====== The input

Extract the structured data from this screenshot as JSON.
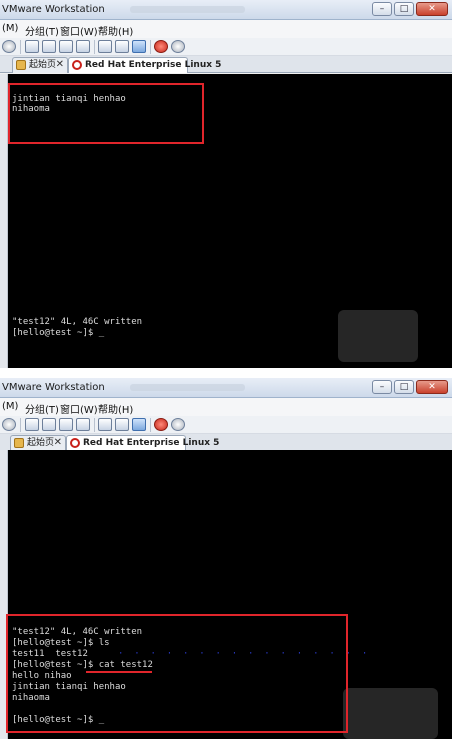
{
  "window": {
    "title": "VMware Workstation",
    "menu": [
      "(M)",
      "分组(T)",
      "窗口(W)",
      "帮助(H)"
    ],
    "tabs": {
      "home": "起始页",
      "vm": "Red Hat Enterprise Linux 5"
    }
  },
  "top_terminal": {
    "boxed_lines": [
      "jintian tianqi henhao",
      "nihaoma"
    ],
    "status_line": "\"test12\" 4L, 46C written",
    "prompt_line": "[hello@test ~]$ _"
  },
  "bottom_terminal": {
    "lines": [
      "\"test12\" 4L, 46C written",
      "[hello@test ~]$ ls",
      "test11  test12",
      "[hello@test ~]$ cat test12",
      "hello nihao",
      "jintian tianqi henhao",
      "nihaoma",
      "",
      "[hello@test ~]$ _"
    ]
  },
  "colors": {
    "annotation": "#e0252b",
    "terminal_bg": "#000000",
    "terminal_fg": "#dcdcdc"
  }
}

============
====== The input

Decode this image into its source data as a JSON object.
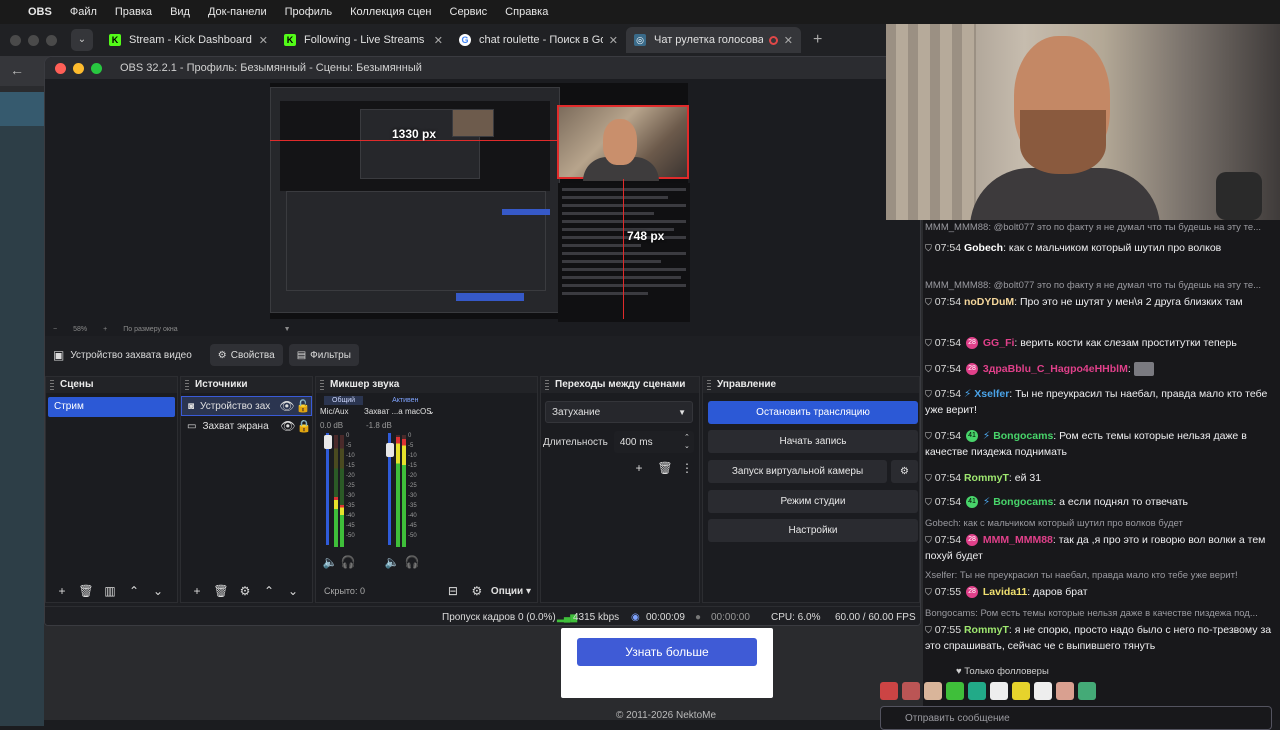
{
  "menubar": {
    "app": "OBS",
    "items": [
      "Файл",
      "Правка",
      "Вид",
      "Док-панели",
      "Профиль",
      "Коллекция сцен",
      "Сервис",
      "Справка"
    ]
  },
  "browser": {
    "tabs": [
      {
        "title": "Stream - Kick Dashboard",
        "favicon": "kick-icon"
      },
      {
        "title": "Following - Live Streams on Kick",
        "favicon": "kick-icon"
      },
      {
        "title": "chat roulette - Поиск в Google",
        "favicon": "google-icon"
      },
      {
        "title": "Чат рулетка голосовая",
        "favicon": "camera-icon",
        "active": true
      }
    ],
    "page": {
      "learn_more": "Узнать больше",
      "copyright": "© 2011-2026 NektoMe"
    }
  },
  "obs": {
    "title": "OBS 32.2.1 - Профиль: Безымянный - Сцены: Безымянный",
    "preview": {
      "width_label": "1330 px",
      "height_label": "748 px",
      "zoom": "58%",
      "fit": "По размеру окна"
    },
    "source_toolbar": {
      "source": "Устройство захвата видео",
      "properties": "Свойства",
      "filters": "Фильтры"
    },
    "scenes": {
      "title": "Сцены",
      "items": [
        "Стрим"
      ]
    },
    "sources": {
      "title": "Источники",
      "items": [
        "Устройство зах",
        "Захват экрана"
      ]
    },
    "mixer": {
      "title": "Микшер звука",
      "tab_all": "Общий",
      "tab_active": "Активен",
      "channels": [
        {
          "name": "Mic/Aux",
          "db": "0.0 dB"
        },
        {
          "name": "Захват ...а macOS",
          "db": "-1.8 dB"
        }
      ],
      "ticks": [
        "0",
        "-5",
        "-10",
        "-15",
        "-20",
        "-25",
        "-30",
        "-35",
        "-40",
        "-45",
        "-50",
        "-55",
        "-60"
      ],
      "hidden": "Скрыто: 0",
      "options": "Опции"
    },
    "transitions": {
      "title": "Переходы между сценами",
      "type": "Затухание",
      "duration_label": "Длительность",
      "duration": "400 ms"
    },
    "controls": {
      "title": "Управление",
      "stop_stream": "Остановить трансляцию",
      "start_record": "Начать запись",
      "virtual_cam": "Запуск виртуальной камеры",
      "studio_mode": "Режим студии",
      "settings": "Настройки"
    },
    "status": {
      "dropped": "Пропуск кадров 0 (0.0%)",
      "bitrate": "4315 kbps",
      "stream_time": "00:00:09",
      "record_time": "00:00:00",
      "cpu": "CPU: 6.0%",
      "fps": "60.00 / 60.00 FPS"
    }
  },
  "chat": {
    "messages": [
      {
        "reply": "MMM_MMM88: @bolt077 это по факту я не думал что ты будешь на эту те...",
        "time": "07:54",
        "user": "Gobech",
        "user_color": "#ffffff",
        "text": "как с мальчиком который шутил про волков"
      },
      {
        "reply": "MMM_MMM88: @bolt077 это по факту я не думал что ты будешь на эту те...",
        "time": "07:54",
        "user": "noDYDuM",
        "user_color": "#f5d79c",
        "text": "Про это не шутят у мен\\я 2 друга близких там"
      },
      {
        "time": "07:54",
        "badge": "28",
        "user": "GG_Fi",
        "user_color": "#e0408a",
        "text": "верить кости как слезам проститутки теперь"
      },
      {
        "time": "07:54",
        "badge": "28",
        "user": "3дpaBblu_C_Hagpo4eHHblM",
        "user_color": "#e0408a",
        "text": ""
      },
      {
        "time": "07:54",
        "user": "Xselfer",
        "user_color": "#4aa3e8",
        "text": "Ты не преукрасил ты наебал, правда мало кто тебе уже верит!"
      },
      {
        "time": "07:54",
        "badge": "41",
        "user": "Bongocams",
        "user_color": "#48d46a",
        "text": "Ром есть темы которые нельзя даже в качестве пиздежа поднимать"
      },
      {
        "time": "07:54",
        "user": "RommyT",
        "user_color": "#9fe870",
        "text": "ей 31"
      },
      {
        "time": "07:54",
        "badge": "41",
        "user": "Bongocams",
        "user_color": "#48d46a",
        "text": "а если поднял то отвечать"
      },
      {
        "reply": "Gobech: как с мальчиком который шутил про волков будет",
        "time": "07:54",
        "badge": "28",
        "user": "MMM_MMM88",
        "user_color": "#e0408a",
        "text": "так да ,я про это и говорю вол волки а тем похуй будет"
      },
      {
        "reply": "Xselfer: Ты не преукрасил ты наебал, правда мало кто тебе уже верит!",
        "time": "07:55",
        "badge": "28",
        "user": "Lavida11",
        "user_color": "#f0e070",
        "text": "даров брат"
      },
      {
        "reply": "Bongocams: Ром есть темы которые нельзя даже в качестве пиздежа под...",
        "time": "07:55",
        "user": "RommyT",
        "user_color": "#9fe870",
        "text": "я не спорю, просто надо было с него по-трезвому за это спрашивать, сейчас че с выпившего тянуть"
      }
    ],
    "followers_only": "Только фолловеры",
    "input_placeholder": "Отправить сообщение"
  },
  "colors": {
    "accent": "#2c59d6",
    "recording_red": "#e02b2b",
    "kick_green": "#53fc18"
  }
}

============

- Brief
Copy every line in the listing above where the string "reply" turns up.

- Problem solution
        "reply": "MMM_MMM88: @bolt077 это по факту я не думал что ты будешь на эту те...",
        "reply": "MMM_MMM88: @bolt077 это по факту я не думал что ты будешь на эту те...",
        "reply": "Gobech: как с мальчиком который шутил про волков будет",
        "reply": "Xselfer: Ты не преукрасил ты наебал, правда мало кто тебе уже верит!",
        "reply": "Bongocams: Ром есть темы которые нельзя даже в качестве пиздежа под...",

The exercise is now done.